** Directions **
Across all the entries, how many lines hold "icon"? Answer with that number and nothing else.

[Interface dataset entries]

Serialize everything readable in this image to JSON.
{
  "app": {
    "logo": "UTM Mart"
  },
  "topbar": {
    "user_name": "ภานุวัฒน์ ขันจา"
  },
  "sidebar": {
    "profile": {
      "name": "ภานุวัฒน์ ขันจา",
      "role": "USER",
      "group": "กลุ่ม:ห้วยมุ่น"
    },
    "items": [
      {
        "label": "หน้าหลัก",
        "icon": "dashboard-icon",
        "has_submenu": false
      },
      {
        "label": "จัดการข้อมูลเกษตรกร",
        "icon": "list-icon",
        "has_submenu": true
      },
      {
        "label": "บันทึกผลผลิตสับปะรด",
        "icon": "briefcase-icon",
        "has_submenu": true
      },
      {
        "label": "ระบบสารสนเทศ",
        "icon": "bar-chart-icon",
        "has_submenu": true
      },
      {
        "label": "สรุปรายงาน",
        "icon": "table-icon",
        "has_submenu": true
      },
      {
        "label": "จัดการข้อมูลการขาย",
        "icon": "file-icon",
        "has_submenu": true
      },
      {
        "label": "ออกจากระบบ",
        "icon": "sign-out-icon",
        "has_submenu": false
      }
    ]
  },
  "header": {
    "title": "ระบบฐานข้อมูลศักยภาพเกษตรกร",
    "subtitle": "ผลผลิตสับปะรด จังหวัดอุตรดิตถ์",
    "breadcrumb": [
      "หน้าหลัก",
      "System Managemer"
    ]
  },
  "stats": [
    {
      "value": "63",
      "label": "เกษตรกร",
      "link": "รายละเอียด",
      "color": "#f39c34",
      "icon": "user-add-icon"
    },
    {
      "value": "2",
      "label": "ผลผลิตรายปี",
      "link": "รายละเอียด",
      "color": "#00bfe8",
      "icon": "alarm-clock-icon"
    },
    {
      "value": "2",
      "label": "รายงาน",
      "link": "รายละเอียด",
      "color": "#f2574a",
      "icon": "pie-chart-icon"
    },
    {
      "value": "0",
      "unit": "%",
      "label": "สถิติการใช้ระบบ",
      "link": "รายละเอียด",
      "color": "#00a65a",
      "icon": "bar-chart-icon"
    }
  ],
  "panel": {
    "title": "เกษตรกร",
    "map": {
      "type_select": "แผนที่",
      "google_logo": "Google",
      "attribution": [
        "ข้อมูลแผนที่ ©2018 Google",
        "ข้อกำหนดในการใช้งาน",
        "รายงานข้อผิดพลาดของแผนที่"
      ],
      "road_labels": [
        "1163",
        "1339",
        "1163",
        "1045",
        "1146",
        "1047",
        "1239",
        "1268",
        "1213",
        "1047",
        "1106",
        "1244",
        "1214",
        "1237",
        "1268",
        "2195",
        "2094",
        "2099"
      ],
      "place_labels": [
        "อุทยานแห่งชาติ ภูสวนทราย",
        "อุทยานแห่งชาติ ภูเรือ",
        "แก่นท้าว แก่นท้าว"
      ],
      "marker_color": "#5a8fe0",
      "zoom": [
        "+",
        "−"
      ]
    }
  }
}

** Task result **
11